SUPPLIED MATERIAL:
.....
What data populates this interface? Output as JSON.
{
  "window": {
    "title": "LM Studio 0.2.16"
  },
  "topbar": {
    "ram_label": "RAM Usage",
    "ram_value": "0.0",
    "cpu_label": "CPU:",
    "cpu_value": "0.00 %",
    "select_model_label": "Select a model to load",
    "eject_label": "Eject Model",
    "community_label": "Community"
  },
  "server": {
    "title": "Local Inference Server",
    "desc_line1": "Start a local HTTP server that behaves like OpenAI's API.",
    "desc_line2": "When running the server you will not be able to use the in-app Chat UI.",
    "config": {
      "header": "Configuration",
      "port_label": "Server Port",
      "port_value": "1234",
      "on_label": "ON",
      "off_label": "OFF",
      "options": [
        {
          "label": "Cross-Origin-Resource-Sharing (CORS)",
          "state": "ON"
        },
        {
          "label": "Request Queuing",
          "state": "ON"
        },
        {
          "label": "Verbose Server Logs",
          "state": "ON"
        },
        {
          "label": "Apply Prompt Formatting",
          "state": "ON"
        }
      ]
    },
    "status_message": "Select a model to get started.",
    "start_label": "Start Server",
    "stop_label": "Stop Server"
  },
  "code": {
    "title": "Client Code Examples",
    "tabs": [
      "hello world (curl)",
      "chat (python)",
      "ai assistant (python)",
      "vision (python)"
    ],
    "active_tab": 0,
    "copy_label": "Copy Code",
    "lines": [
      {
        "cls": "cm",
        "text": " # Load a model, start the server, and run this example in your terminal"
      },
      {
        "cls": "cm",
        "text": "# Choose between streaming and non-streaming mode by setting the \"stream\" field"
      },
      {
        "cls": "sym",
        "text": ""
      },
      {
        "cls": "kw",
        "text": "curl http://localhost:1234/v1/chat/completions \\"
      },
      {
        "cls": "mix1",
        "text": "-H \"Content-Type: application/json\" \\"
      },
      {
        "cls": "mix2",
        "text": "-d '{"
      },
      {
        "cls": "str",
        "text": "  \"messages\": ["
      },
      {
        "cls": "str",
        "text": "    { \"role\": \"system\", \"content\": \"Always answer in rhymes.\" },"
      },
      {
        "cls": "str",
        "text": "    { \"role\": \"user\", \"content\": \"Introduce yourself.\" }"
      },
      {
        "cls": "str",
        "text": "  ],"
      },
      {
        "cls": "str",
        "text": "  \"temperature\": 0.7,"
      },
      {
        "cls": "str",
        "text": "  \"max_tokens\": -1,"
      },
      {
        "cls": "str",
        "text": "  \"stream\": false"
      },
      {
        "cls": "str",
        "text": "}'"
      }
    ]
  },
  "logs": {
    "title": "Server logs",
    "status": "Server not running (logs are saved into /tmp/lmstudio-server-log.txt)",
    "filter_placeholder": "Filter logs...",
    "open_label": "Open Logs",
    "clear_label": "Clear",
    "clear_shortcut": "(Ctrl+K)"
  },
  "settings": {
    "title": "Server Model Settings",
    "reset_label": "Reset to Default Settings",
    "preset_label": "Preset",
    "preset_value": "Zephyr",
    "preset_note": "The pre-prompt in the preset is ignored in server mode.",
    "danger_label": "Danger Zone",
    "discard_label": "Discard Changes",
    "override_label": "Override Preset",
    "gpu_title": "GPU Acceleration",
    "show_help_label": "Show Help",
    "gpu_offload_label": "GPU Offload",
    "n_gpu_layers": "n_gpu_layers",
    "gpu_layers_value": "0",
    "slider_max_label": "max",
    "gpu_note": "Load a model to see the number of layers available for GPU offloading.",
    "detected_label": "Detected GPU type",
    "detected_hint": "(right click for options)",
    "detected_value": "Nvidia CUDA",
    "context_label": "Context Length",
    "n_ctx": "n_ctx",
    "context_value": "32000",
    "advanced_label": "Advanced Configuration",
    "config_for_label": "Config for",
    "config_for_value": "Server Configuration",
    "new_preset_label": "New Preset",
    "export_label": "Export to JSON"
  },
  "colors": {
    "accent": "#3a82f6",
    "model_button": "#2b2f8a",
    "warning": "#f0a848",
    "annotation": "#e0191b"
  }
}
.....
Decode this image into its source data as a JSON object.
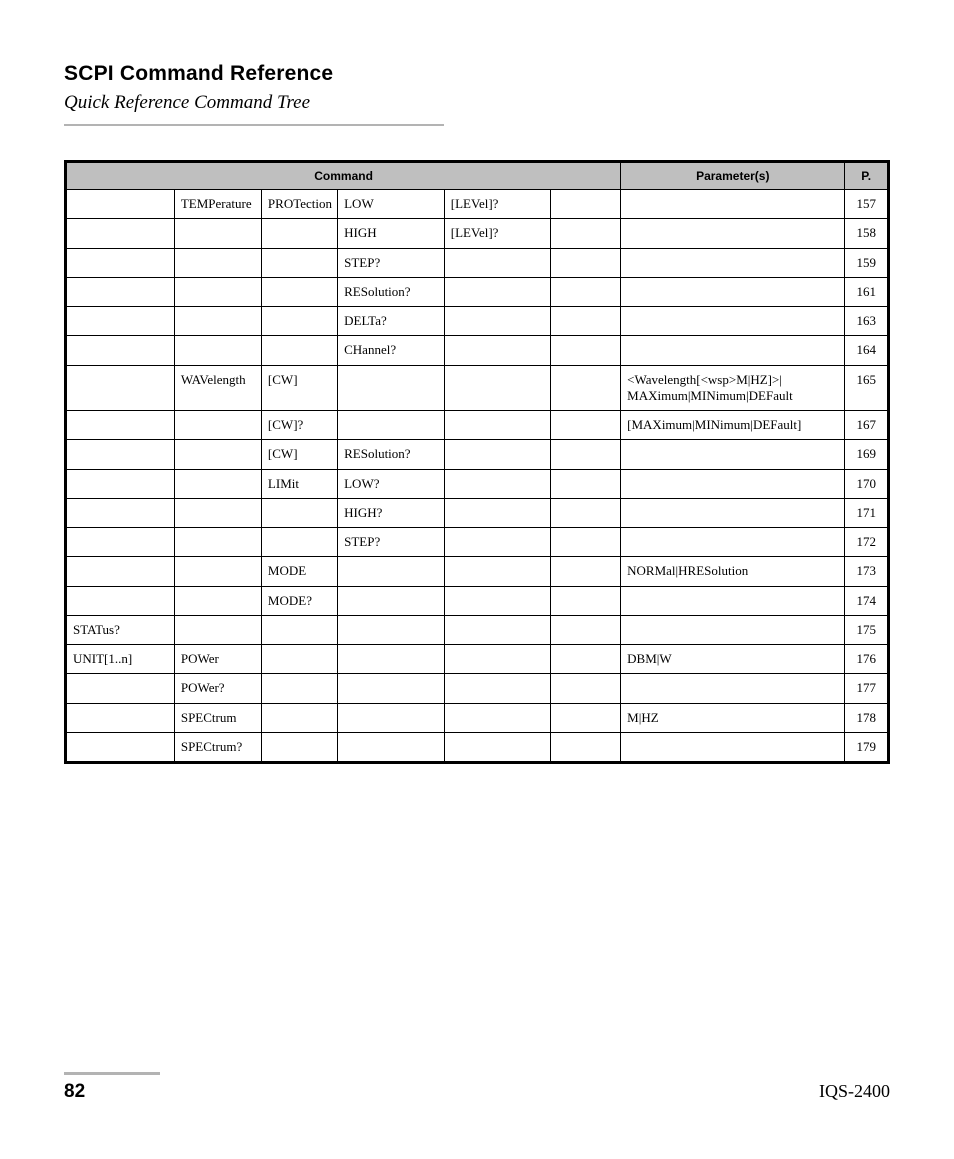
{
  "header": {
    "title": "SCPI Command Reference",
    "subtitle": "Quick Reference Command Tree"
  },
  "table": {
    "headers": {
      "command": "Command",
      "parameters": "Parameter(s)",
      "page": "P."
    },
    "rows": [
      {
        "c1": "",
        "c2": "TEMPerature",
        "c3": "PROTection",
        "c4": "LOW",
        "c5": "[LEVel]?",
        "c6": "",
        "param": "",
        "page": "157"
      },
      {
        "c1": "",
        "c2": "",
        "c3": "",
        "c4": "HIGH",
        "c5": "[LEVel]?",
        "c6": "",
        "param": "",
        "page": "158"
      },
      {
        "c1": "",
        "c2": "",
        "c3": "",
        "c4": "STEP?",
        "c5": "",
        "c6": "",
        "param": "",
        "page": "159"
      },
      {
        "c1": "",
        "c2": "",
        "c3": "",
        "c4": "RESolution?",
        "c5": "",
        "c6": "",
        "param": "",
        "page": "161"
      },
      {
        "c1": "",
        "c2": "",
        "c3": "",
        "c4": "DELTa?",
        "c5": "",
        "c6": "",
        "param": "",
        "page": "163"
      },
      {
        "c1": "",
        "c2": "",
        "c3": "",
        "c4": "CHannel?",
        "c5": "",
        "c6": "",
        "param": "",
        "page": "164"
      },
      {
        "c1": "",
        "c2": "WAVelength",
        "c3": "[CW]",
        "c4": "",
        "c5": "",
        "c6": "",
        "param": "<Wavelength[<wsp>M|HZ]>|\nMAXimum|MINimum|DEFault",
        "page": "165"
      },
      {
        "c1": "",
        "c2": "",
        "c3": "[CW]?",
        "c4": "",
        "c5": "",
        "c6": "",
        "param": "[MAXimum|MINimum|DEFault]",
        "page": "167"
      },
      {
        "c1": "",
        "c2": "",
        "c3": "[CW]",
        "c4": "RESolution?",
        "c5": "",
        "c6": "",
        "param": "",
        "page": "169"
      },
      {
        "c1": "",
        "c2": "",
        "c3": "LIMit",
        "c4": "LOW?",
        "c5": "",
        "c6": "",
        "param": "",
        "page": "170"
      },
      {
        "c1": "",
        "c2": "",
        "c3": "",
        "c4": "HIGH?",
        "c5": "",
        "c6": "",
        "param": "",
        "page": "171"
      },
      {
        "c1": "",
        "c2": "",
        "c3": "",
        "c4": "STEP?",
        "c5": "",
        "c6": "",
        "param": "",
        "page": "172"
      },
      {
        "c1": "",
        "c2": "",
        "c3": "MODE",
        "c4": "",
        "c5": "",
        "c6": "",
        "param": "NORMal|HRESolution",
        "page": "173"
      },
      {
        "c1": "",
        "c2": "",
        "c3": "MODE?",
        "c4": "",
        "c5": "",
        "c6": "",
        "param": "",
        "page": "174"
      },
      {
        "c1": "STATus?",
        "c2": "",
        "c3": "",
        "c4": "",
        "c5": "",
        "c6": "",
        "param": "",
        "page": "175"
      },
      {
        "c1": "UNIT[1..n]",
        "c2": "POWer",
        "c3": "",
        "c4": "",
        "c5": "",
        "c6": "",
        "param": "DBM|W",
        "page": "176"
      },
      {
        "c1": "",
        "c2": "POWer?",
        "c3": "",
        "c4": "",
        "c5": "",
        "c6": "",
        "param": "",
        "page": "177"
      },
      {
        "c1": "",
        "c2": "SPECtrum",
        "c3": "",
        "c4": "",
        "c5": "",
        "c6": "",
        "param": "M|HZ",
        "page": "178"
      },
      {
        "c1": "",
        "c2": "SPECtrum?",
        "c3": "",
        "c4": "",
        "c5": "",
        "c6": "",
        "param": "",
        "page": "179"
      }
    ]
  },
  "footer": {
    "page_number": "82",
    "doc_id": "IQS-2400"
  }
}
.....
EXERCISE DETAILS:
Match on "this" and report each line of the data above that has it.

TASK RESULT:
What data populates this interface? Output as JSON.
        "text": " # Load a model, start the server, and run this example in your terminal"
Decode this image into its source data as a JSON object.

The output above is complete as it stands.